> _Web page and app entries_
-.-.-

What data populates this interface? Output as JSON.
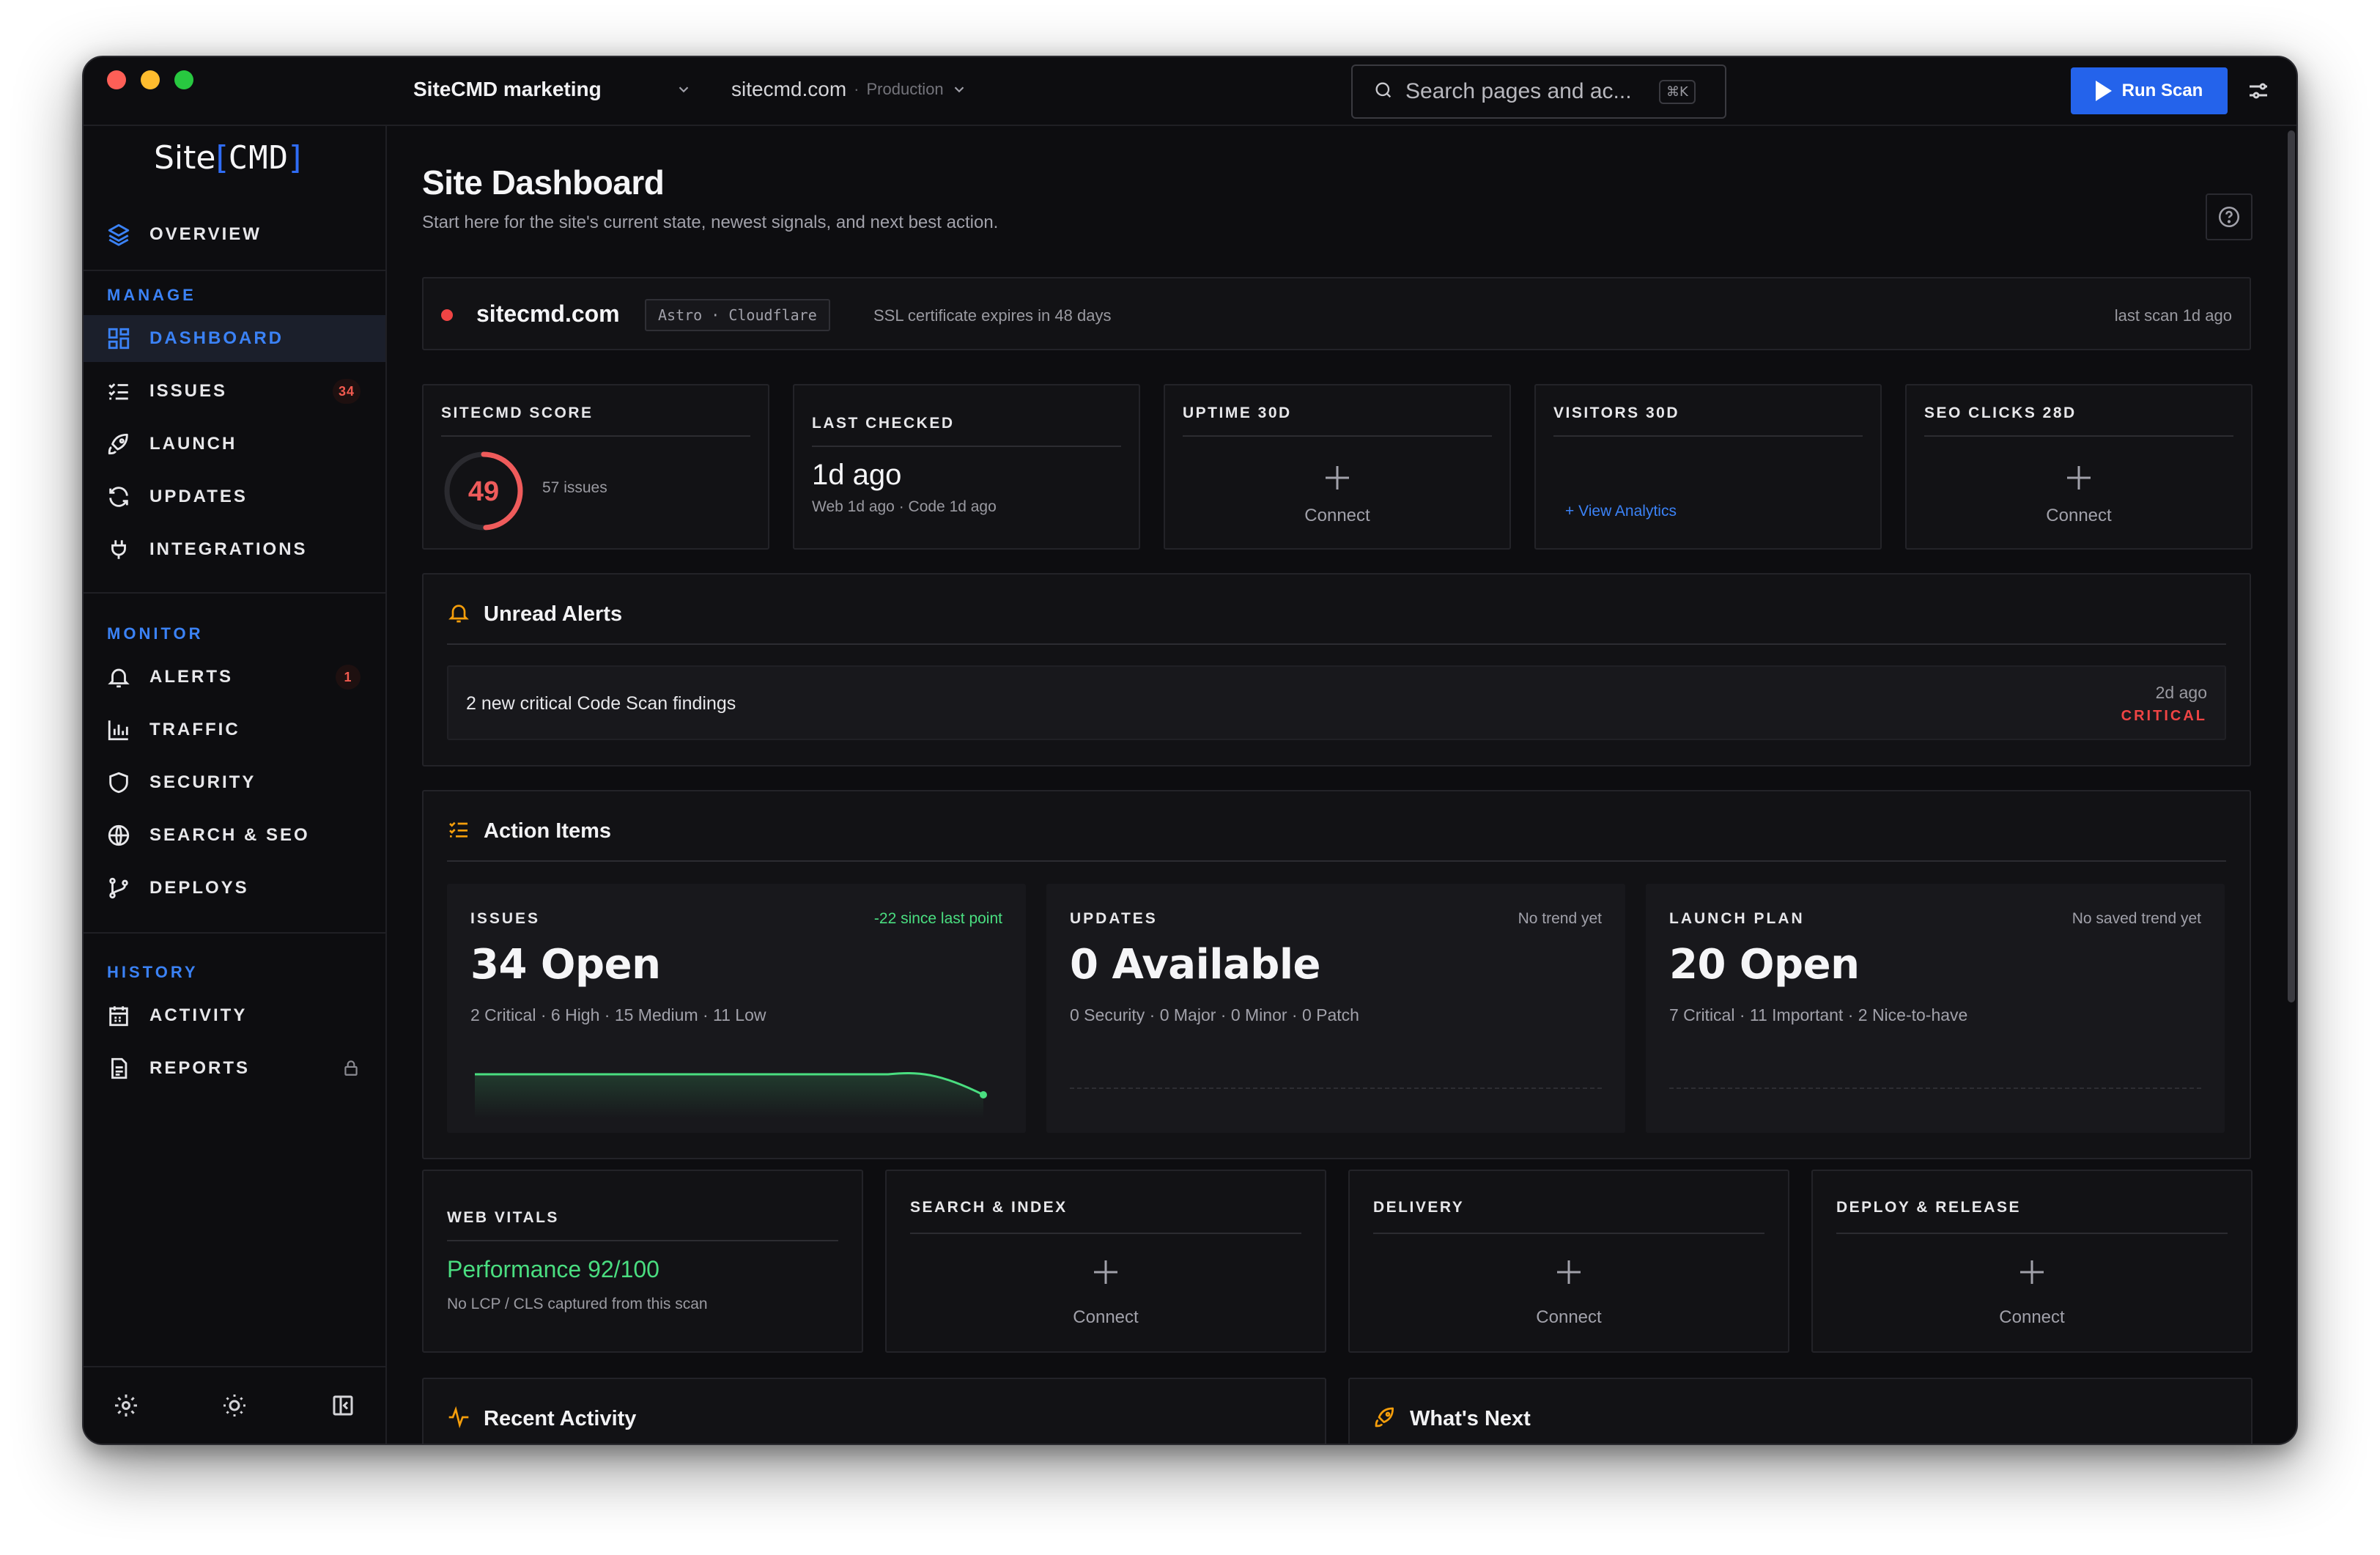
{
  "topbar": {
    "project": "SiteCMD marketing",
    "domain": "sitecmd.com",
    "env_separator": "·",
    "environment": "Production",
    "search_placeholder": "Search pages and ac...",
    "search_shortcut": "⌘K",
    "run_scan_label": "Run Scan"
  },
  "logo": {
    "text": "Site",
    "bracket_open": "[",
    "cmd": "CMD",
    "bracket_close": "]"
  },
  "sidebar": {
    "overview": "OVERVIEW",
    "sections": {
      "manage": "MANAGE",
      "monitor": "MONITOR",
      "history": "HISTORY"
    },
    "manage_items": [
      {
        "label": "DASHBOARD",
        "icon": "grid-icon",
        "active": true
      },
      {
        "label": "ISSUES",
        "icon": "checklist-icon",
        "badge": "34"
      },
      {
        "label": "LAUNCH",
        "icon": "rocket-icon"
      },
      {
        "label": "UPDATES",
        "icon": "refresh-icon"
      },
      {
        "label": "INTEGRATIONS",
        "icon": "plug-icon"
      }
    ],
    "monitor_items": [
      {
        "label": "ALERTS",
        "icon": "bell-icon",
        "badge": "1"
      },
      {
        "label": "TRAFFIC",
        "icon": "bar-chart-icon"
      },
      {
        "label": "SECURITY",
        "icon": "shield-icon"
      },
      {
        "label": "SEARCH & SEO",
        "icon": "globe-icon"
      },
      {
        "label": "DEPLOYS",
        "icon": "git-branch-icon"
      }
    ],
    "history_items": [
      {
        "label": "ACTIVITY",
        "icon": "calendar-icon"
      },
      {
        "label": "REPORTS",
        "icon": "document-icon",
        "locked": true
      }
    ]
  },
  "page": {
    "title": "Site Dashboard",
    "subtitle": "Start here for the site's current state, newest signals, and next best action."
  },
  "site": {
    "name": "sitecmd.com",
    "stack": "Astro · Cloudflare",
    "ssl": "SSL certificate expires in 48 days",
    "last_scan": "last scan 1d ago",
    "status_color": "#ef4444"
  },
  "stats": {
    "score": {
      "label": "SITECMD SCORE",
      "value": "49",
      "score_fraction": 0.49,
      "issues": "57 issues"
    },
    "last_checked": {
      "label": "LAST CHECKED",
      "value": "1d ago",
      "detail": "Web 1d ago · Code 1d ago"
    },
    "uptime": {
      "label": "UPTIME 30D",
      "action": "Connect"
    },
    "visitors": {
      "label": "VISITORS 30D",
      "link": "+ View Analytics"
    },
    "seo": {
      "label": "SEO CLICKS 28D",
      "action": "Connect"
    }
  },
  "alerts": {
    "title": "Unread Alerts",
    "items": [
      {
        "text": "2 new critical Code Scan findings",
        "time": "2d ago",
        "severity": "CRITICAL"
      }
    ]
  },
  "action_items": {
    "title": "Action Items",
    "tiles": [
      {
        "label": "ISSUES",
        "trend": "-22 since last point",
        "value": "34 Open",
        "breakdown": "2 Critical · 6 High · 15 Medium · 11 Low"
      },
      {
        "label": "UPDATES",
        "trend": "No trend yet",
        "value": "0 Available",
        "breakdown": "0 Security · 0 Major · 0 Minor · 0 Patch"
      },
      {
        "label": "LAUNCH PLAN",
        "trend": "No saved trend yet",
        "value": "20 Open",
        "breakdown": "7 Critical · 11 Important · 2 Nice-to-have"
      }
    ]
  },
  "lower_cards": {
    "web_vitals": {
      "label": "WEB VITALS",
      "value": "Performance 92/100",
      "note": "No LCP / CLS captured from this scan"
    },
    "search_index": {
      "label": "SEARCH & INDEX",
      "action": "Connect"
    },
    "delivery": {
      "label": "DELIVERY",
      "action": "Connect"
    },
    "deploy_release": {
      "label": "DEPLOY & RELEASE",
      "action": "Connect"
    }
  },
  "bottom": {
    "recent_activity": "Recent Activity",
    "whats_next": "What's Next"
  },
  "colors": {
    "accent": "#2463eb",
    "critical": "#ef4444",
    "positive": "#4ade80",
    "warning": "#f59e0b"
  }
}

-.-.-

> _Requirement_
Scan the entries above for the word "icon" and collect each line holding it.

> _Reply to the exercise_
        "icon": "grid-icon",
        "icon": "checklist-icon",
        "icon": "rocket-icon"
        "icon": "refresh-icon"
        "icon": "plug-icon"
        "icon": "bell-icon",
        "icon": "bar-chart-icon"
        "icon": "shield-icon"
        "icon": "globe-icon"
        "icon": "git-branch-icon"
        "icon": "calendar-icon"
        "icon": "document-icon",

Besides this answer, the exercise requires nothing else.